Tally the lines below that hold the string "JSON", and give only the tally.
BEGIN SUPPLIED INFORMATION
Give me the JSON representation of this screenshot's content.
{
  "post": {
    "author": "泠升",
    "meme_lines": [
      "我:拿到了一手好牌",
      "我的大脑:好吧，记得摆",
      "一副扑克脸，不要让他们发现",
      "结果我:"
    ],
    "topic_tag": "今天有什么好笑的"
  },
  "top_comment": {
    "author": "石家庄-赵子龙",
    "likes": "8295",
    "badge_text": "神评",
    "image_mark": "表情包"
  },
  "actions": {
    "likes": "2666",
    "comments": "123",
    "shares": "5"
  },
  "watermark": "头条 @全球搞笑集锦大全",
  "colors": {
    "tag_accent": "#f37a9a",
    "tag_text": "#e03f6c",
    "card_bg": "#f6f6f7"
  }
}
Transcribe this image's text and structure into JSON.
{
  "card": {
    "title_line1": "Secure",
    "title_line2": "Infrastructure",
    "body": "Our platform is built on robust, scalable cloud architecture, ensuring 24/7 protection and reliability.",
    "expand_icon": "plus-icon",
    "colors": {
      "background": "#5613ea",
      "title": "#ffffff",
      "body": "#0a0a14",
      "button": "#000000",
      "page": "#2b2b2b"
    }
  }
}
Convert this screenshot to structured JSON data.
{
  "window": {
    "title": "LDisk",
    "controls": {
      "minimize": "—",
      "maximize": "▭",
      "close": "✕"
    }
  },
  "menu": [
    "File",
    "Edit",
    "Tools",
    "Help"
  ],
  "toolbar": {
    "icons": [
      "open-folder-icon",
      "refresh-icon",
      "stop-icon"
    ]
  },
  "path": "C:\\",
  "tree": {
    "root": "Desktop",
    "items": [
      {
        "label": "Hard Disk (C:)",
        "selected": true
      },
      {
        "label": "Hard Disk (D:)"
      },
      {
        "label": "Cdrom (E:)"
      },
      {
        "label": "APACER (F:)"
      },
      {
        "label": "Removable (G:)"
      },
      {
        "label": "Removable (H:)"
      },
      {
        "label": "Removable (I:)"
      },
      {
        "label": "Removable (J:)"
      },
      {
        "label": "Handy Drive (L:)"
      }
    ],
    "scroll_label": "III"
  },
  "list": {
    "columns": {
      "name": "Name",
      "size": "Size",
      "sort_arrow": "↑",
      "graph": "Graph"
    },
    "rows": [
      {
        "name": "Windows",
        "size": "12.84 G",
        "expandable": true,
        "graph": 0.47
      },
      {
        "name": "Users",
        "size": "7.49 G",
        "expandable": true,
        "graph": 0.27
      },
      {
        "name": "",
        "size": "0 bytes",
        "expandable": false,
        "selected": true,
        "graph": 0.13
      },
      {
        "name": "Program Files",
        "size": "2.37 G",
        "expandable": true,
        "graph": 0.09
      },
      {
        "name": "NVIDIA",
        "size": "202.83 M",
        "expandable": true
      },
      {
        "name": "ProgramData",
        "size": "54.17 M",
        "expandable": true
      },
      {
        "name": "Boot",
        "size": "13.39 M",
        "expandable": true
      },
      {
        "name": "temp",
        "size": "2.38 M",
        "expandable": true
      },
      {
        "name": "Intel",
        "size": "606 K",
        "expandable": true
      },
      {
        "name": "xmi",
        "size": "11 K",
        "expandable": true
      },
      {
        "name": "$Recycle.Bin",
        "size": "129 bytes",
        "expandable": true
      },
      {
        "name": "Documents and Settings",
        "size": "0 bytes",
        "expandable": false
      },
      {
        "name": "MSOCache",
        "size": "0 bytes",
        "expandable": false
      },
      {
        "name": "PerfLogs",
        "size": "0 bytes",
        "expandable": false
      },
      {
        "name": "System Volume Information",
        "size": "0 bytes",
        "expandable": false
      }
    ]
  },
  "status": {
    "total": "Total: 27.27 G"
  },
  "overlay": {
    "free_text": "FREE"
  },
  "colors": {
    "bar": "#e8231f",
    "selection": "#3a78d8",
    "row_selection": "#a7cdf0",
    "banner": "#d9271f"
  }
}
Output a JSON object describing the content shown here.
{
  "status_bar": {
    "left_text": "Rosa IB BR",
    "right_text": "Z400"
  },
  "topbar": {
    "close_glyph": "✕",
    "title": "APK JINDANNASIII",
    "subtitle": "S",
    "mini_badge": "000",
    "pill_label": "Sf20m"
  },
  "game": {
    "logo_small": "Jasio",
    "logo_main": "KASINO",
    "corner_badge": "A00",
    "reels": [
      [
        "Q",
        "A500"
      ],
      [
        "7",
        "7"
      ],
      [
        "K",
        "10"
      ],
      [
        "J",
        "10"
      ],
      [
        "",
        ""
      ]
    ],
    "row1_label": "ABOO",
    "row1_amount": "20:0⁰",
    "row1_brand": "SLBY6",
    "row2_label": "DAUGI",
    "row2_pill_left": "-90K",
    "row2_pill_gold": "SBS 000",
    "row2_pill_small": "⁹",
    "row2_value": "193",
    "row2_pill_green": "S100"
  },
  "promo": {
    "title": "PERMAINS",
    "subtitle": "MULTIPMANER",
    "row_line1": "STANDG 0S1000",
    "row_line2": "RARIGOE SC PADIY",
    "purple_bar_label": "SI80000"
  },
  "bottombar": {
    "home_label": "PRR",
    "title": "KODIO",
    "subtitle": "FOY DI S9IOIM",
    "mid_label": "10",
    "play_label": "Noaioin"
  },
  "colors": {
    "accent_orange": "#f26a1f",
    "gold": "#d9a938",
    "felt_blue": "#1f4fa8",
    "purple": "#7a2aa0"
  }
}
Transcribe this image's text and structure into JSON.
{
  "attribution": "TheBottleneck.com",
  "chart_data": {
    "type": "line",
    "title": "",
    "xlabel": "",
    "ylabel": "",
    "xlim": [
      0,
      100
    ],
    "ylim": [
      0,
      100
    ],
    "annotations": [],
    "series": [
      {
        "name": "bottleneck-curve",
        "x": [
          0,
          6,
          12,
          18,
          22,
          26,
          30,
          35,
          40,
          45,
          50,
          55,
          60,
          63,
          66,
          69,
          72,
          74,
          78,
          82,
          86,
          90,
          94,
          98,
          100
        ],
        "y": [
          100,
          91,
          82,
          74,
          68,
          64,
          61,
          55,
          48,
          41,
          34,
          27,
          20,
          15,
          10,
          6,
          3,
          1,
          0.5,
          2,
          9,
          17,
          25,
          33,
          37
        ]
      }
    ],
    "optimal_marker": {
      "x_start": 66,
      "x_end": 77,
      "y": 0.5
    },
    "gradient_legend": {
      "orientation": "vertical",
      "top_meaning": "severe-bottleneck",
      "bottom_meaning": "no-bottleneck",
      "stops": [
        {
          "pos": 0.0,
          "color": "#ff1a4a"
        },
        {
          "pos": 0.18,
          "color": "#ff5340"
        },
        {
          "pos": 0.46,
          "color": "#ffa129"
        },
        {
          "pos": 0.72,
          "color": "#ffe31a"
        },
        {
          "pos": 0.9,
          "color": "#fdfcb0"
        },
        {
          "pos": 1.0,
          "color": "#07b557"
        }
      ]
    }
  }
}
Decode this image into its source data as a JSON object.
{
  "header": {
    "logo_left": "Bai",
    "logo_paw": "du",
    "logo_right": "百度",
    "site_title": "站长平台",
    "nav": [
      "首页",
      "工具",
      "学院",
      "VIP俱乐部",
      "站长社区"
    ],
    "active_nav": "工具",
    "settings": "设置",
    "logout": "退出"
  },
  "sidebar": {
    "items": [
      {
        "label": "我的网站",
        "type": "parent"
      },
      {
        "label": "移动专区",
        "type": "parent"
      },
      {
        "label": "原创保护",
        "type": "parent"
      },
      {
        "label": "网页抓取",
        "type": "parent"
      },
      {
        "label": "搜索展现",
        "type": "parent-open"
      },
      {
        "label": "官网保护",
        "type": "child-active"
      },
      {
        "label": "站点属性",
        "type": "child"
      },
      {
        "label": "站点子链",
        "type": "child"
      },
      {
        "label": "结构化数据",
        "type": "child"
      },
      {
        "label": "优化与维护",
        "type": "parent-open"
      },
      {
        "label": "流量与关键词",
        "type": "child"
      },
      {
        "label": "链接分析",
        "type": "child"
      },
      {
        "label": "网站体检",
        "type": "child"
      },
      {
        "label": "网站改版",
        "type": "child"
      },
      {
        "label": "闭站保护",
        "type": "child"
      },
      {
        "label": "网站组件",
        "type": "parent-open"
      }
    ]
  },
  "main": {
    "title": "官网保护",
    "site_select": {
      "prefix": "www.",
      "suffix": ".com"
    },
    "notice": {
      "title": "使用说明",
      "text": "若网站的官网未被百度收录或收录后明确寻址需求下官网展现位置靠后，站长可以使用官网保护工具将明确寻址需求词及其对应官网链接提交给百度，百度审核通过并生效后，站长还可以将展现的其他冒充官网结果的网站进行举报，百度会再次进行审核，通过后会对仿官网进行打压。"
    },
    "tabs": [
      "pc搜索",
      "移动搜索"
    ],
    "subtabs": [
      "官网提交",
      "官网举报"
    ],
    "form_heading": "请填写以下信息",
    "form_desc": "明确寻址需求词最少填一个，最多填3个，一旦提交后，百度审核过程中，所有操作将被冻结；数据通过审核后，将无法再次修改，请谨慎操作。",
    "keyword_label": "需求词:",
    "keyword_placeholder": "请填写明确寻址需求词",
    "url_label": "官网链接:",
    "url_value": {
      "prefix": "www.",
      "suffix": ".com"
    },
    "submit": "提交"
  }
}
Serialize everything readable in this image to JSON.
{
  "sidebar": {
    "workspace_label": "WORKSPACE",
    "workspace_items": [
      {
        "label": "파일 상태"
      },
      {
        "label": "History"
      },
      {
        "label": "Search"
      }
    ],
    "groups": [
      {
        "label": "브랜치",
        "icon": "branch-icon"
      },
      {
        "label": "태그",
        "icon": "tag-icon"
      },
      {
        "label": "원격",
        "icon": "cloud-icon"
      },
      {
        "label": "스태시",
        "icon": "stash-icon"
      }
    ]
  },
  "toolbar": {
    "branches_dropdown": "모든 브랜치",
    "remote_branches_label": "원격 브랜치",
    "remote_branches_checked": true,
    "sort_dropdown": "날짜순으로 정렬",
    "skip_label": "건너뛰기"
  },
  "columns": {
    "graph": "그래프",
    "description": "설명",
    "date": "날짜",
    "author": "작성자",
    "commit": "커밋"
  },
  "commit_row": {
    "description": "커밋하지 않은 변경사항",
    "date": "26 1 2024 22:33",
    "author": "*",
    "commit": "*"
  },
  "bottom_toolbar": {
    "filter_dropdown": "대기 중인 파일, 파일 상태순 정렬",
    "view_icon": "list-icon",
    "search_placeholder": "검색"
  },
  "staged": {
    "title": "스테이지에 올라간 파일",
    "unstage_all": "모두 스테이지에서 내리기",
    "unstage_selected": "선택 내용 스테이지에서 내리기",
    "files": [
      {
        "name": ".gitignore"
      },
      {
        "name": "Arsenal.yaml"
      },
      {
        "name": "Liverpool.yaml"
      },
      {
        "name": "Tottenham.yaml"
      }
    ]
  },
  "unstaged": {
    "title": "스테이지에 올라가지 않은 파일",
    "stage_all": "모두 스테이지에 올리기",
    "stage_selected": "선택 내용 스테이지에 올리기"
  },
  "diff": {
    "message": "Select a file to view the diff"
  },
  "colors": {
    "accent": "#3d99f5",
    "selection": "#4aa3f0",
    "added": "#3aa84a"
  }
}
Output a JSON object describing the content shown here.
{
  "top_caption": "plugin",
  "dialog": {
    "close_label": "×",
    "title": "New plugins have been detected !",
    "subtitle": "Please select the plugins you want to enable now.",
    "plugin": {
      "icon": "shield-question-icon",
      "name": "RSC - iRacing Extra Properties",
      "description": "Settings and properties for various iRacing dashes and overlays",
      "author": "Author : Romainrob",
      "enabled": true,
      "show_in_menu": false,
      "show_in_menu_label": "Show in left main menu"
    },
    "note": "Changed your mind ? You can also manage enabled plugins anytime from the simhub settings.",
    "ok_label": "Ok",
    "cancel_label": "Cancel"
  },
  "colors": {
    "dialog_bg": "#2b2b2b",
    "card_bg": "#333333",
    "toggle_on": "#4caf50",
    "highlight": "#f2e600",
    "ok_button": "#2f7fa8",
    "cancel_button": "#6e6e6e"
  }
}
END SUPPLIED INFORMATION
== RESPONSE ==
8